Leave out the pictures and repeat everything else in the records exactly.

━━━━

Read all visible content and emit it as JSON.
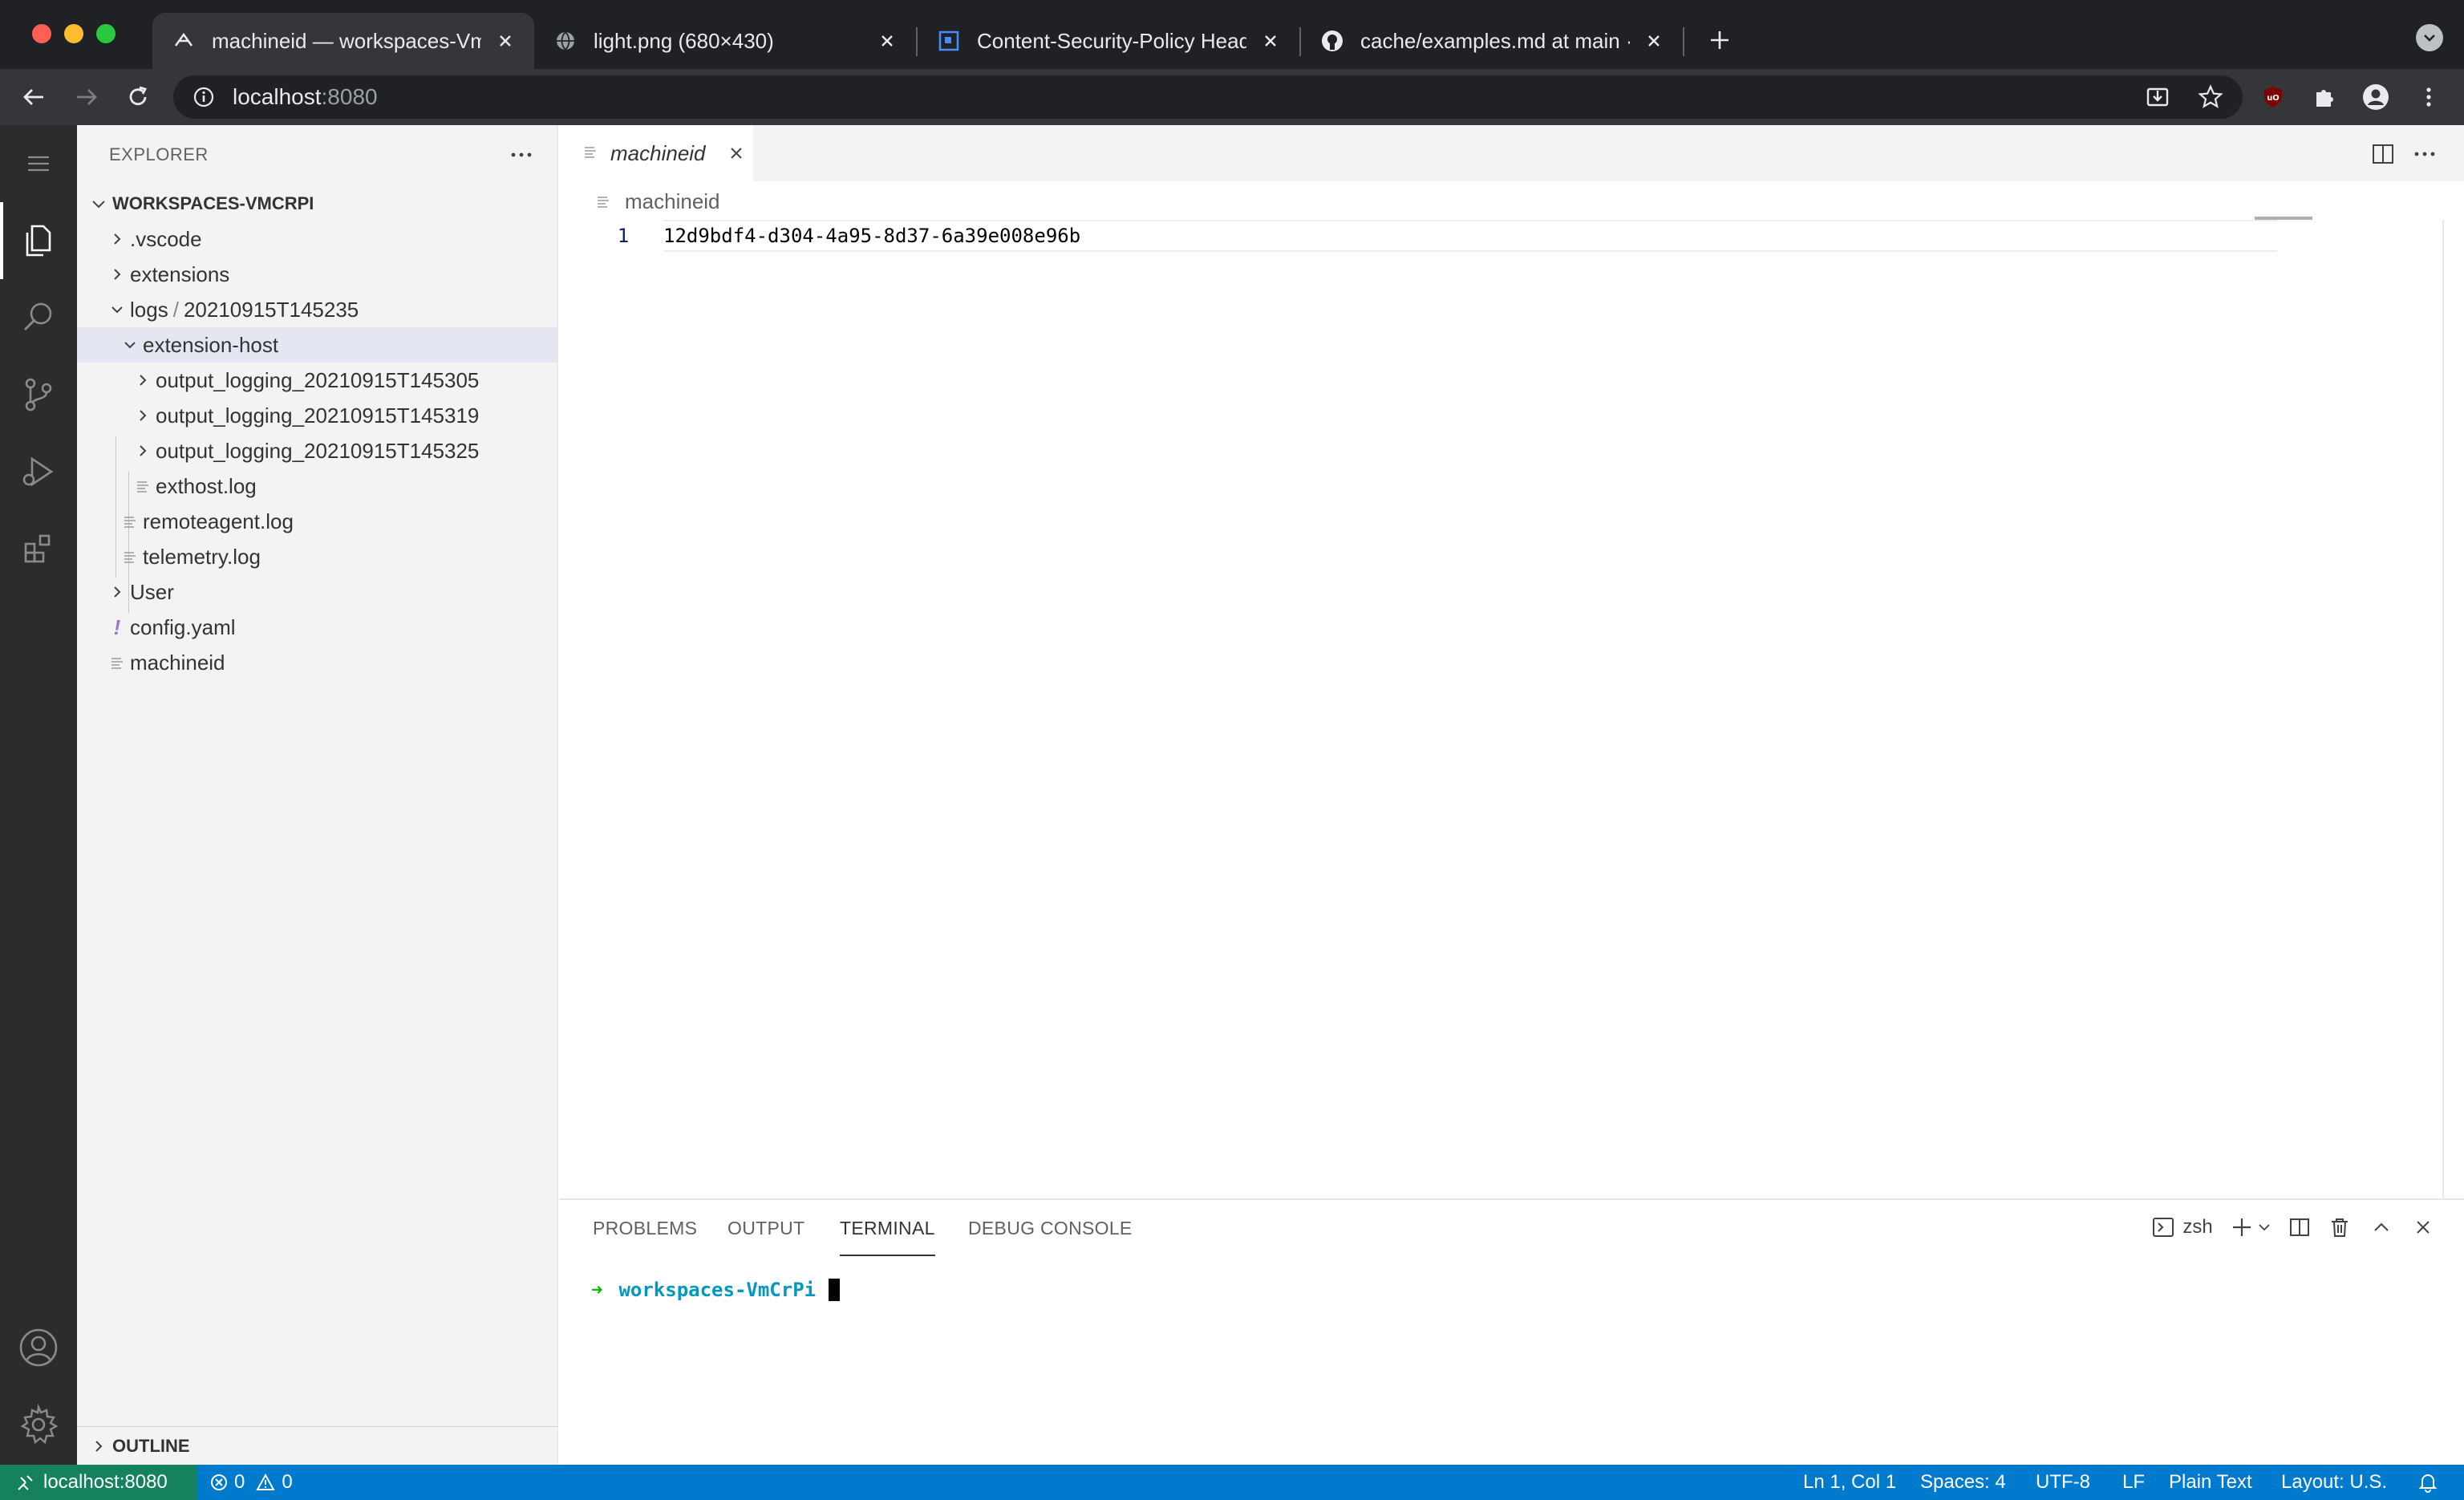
{
  "browser": {
    "tabs": [
      {
        "title": "machineid — workspaces-VmC",
        "active": true,
        "favicon": "vscode-remote-icon"
      },
      {
        "title": "light.png (680×430)",
        "active": false,
        "favicon": "globe-icon"
      },
      {
        "title": "Content-Security-Policy Heade",
        "active": false,
        "favicon": "csp-icon"
      },
      {
        "title": "cache/examples.md at main · a",
        "active": false,
        "favicon": "github-icon"
      }
    ],
    "address": {
      "host": "localhost",
      "port": ":8080"
    }
  },
  "explorer": {
    "header": "EXPLORER",
    "workspace": "WORKSPACES-VMCRPI",
    "items": [
      {
        "label": ".vscode"
      },
      {
        "label": "extensions"
      },
      {
        "label": "logs",
        "compact": "20210915T145235"
      },
      {
        "label": "extension-host"
      },
      {
        "label": "output_logging_20210915T145305"
      },
      {
        "label": "output_logging_20210915T145319"
      },
      {
        "label": "output_logging_20210915T145325"
      },
      {
        "label": "exthost.log"
      },
      {
        "label": "remoteagent.log"
      },
      {
        "label": "telemetry.log"
      },
      {
        "label": "User"
      },
      {
        "label": "config.yaml"
      },
      {
        "label": "machineid"
      }
    ],
    "outline": "OUTLINE"
  },
  "editor": {
    "tab_label": "machineid",
    "breadcrumb": "machineid",
    "line_number": "1",
    "content": "12d9bdf4-d304-4a95-8d37-6a39e008e96b"
  },
  "panel": {
    "tabs": [
      "PROBLEMS",
      "OUTPUT",
      "TERMINAL",
      "DEBUG CONSOLE"
    ],
    "active_tab": "TERMINAL",
    "shell": "zsh",
    "prompt_arrow": "➜",
    "prompt_dir": "workspaces-VmCrPi"
  },
  "status": {
    "remote": "localhost:8080",
    "errors": "0",
    "warnings": "0",
    "position": "Ln 1, Col 1",
    "spaces": "Spaces: 4",
    "encoding": "UTF-8",
    "eol": "LF",
    "language": "Plain Text",
    "layout": "Layout: U.S."
  },
  "colors": {
    "statusbar": "#007acc",
    "remote": "#16825d",
    "activitybar": "#2c2c2c",
    "terminal_arrow": "#00bc00",
    "terminal_dir": "#0598bc"
  }
}
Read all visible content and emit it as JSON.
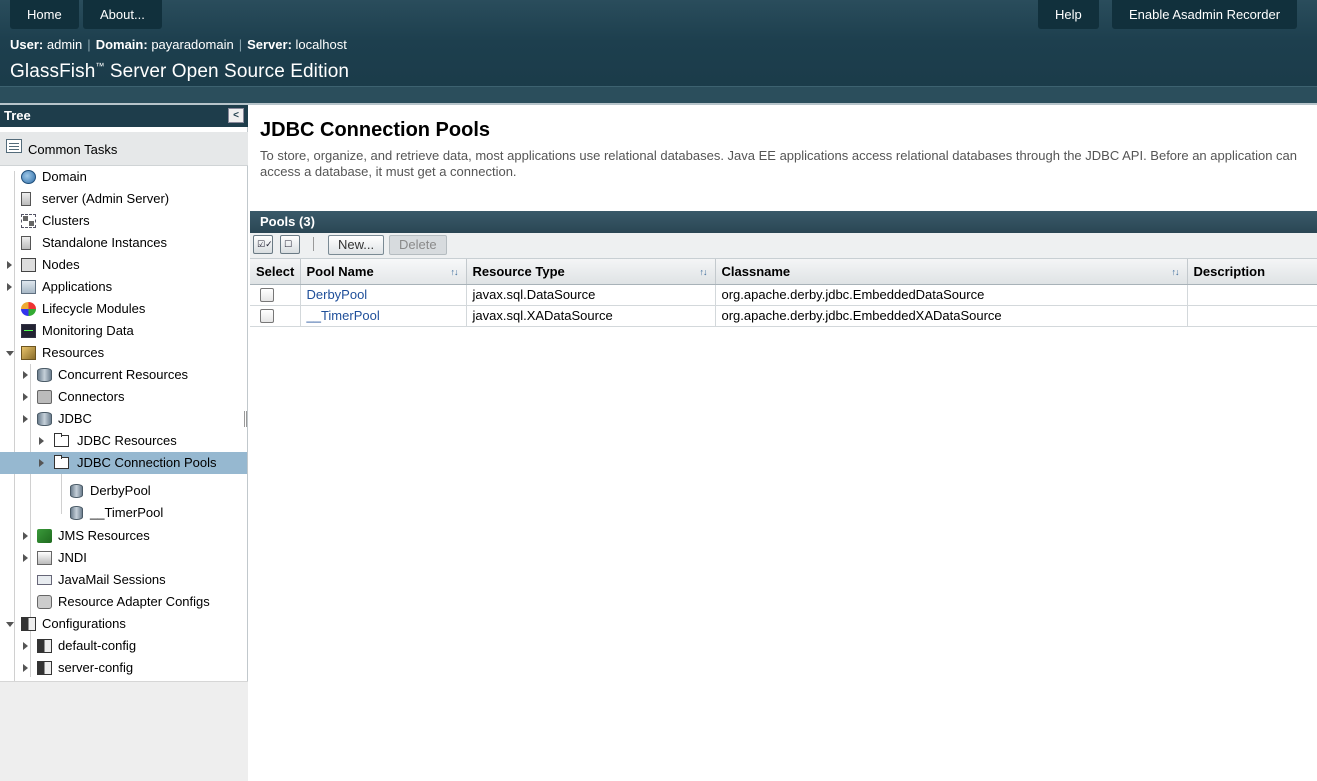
{
  "masthead": {
    "home_label": "Home",
    "about_label": "About...",
    "help_label": "Help",
    "recorder_label": "Enable Asadmin Recorder",
    "user_key": "User:",
    "user_value": "admin",
    "domain_key": "Domain:",
    "domain_value": "payaradomain",
    "server_key": "Server:",
    "server_value": "localhost",
    "product_name": "GlassFish",
    "product_tm": "™",
    "product_edition": " Server Open Source Edition"
  },
  "tree": {
    "header": "Tree",
    "collapse_glyph": "<",
    "common_tasks": "Common Tasks",
    "nodes": [
      {
        "label": "Domain",
        "icon": "globe-icon"
      },
      {
        "label": "server (Admin Server)",
        "icon": "server-icon"
      },
      {
        "label": "Clusters",
        "icon": "cluster-icon"
      },
      {
        "label": "Standalone Instances",
        "icon": "server-icon"
      },
      {
        "label": "Nodes",
        "icon": "nodes-icon"
      },
      {
        "label": "Applications",
        "icon": "applications-icon"
      },
      {
        "label": "Lifecycle Modules",
        "icon": "lifecycle-icon"
      },
      {
        "label": "Monitoring Data",
        "icon": "monitor-icon"
      },
      {
        "label": "Resources",
        "icon": "resources-icon"
      },
      {
        "label": "Concurrent Resources",
        "icon": "database-icon"
      },
      {
        "label": "Connectors",
        "icon": "connector-icon"
      },
      {
        "label": "JDBC",
        "icon": "database-icon"
      },
      {
        "label": "JDBC Resources",
        "icon": "folder-icon"
      },
      {
        "label": "JDBC Connection Pools",
        "icon": "folder-icon"
      },
      {
        "label": "DerbyPool",
        "icon": "database-icon"
      },
      {
        "label": "__TimerPool",
        "icon": "database-icon"
      },
      {
        "label": "JMS Resources",
        "icon": "jms-icon"
      },
      {
        "label": "JNDI",
        "icon": "jndi-icon"
      },
      {
        "label": "JavaMail Sessions",
        "icon": "mail-icon"
      },
      {
        "label": "Resource Adapter Configs",
        "icon": "adapter-icon"
      },
      {
        "label": "Configurations",
        "icon": "config-icon"
      },
      {
        "label": "default-config",
        "icon": "config-icon"
      },
      {
        "label": "server-config",
        "icon": "config-icon"
      }
    ]
  },
  "content": {
    "title": "JDBC Connection Pools",
    "help_text": "To store, organize, and retrieve data, most applications use relational databases. Java EE applications access relational databases through the JDBC API. Before an application can access a database, it must get a connection.",
    "table_title": "Pools (3)",
    "new_label": "New...",
    "delete_label": "Delete",
    "select_all_glyph": "☑✓",
    "deselect_all_glyph": "☐",
    "columns": [
      "Select",
      "Pool Name",
      "Resource Type",
      "Classname",
      "Description"
    ],
    "rows": [
      {
        "pool_name": "DerbyPool",
        "resource_type": "javax.sql.DataSource",
        "classname": "org.apache.derby.jdbc.EmbeddedDataSource",
        "description": ""
      },
      {
        "pool_name": "__TimerPool",
        "resource_type": "javax.sql.XADataSource",
        "classname": "org.apache.derby.jdbc.EmbeddedXADataSource",
        "description": ""
      }
    ]
  },
  "colors": {
    "masthead": "#1d3f4e",
    "selected_row": "#96b8d0",
    "link": "#1f4f9a"
  }
}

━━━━

> OUTPUT BELOW
Read all visible content and emit it as JSON.
{
  "browser": {
    "tabs": [
      {
        "title": "machineid — workspaces-VmC",
        "active": true,
        "favicon": "vscode-remote-icon"
      },
      {
        "title": "light.png (680×430)",
        "active": false,
        "favicon": "globe-icon"
      },
      {
        "title": "Content-Security-Policy Heade",
        "active": false,
        "favicon": "csp-icon"
      },
      {
        "title": "cache/examples.md at main · a",
        "active": false,
        "favicon": "github-icon"
      }
    ],
    "address": {
      "host": "localhost",
      "port": ":8080"
    }
  },
  "explorer": {
    "header": "EXPLORER",
    "workspace": "WORKSPACES-VMCRPI",
    "items": [
      {
        "label": ".vscode"
      },
      {
        "label": "extensions"
      },
      {
        "label": "logs",
        "compact": "20210915T145235"
      },
      {
        "label": "extension-host"
      },
      {
        "label": "output_logging_20210915T145305"
      },
      {
        "label": "output_logging_20210915T145319"
      },
      {
        "label": "output_logging_20210915T145325"
      },
      {
        "label": "exthost.log"
      },
      {
        "label": "remoteagent.log"
      },
      {
        "label": "telemetry.log"
      },
      {
        "label": "User"
      },
      {
        "label": "config.yaml"
      },
      {
        "label": "machineid"
      }
    ],
    "outline": "OUTLINE"
  },
  "editor": {
    "tab_label": "machineid",
    "breadcrumb": "machineid",
    "line_number": "1",
    "content": "12d9bdf4-d304-4a95-8d37-6a39e008e96b"
  },
  "panel": {
    "tabs": [
      "PROBLEMS",
      "OUTPUT",
      "TERMINAL",
      "DEBUG CONSOLE"
    ],
    "active_tab": "TERMINAL",
    "shell": "zsh",
    "prompt_arrow": "➜",
    "prompt_dir": "workspaces-VmCrPi"
  },
  "status": {
    "remote": "localhost:8080",
    "errors": "0",
    "warnings": "0",
    "position": "Ln 1, Col 1",
    "spaces": "Spaces: 4",
    "encoding": "UTF-8",
    "eol": "LF",
    "language": "Plain Text",
    "layout": "Layout: U.S."
  },
  "colors": {
    "statusbar": "#007acc",
    "remote": "#16825d",
    "activitybar": "#2c2c2c",
    "terminal_arrow": "#00bc00",
    "terminal_dir": "#0598bc"
  }
}
Read all visible content and emit it as JSON.
{
  "masthead": {
    "home_label": "Home",
    "about_label": "About...",
    "help_label": "Help",
    "recorder_label": "Enable Asadmin Recorder",
    "user_key": "User:",
    "user_value": "admin",
    "domain_key": "Domain:",
    "domain_value": "payaradomain",
    "server_key": "Server:",
    "server_value": "localhost",
    "product_name": "GlassFish",
    "product_tm": "™",
    "product_edition": " Server Open Source Edition"
  },
  "tree": {
    "header": "Tree",
    "collapse_glyph": "<",
    "common_tasks": "Common Tasks",
    "nodes": [
      {
        "label": "Domain",
        "icon": "globe-icon"
      },
      {
        "label": "server (Admin Server)",
        "icon": "server-icon"
      },
      {
        "label": "Clusters",
        "icon": "cluster-icon"
      },
      {
        "label": "Standalone Instances",
        "icon": "server-icon"
      },
      {
        "label": "Nodes",
        "icon": "nodes-icon"
      },
      {
        "label": "Applications",
        "icon": "applications-icon"
      },
      {
        "label": "Lifecycle Modules",
        "icon": "lifecycle-icon"
      },
      {
        "label": "Monitoring Data",
        "icon": "monitor-icon"
      },
      {
        "label": "Resources",
        "icon": "resources-icon"
      },
      {
        "label": "Concurrent Resources",
        "icon": "database-icon"
      },
      {
        "label": "Connectors",
        "icon": "connector-icon"
      },
      {
        "label": "JDBC",
        "icon": "database-icon"
      },
      {
        "label": "JDBC Resources",
        "icon": "folder-icon"
      },
      {
        "label": "JDBC Connection Pools",
        "icon": "folder-icon"
      },
      {
        "label": "DerbyPool",
        "icon": "database-icon"
      },
      {
        "label": "__TimerPool",
        "icon": "database-icon"
      },
      {
        "label": "JMS Resources",
        "icon": "jms-icon"
      },
      {
        "label": "JNDI",
        "icon": "jndi-icon"
      },
      {
        "label": "JavaMail Sessions",
        "icon": "mail-icon"
      },
      {
        "label": "Resource Adapter Configs",
        "icon": "adapter-icon"
      },
      {
        "label": "Configurations",
        "icon": "config-icon"
      },
      {
        "label": "default-config",
        "icon": "config-icon"
      },
      {
        "label": "server-config",
        "icon": "config-icon"
      }
    ]
  },
  "content": {
    "title": "JDBC Connection Pools",
    "help_text": "To store, organize, and retrieve data, most applications use relational databases. Java EE applications access relational databases through the JDBC API. Before an application can access a database, it must get a connection.",
    "table_title": "Pools (3)",
    "new_label": "New...",
    "delete_label": "Delete",
    "select_all_glyph": "☑✓",
    "deselect_all_glyph": "☐",
    "columns": [
      "Select",
      "Pool Name",
      "Resource Type",
      "Classname",
      "Description"
    ],
    "rows": [
      {
        "pool_name": "DerbyPool",
        "resource_type": "javax.sql.DataSource",
        "classname": "org.apache.derby.jdbc.EmbeddedDataSource",
        "description": ""
      },
      {
        "pool_name": "__TimerPool",
        "resource_type": "javax.sql.XADataSource",
        "classname": "org.apache.derby.jdbc.EmbeddedXADataSource",
        "description": ""
      }
    ]
  },
  "colors": {
    "masthead": "#1d3f4e",
    "selected_row": "#96b8d0",
    "link": "#1f4f9a"
  }
}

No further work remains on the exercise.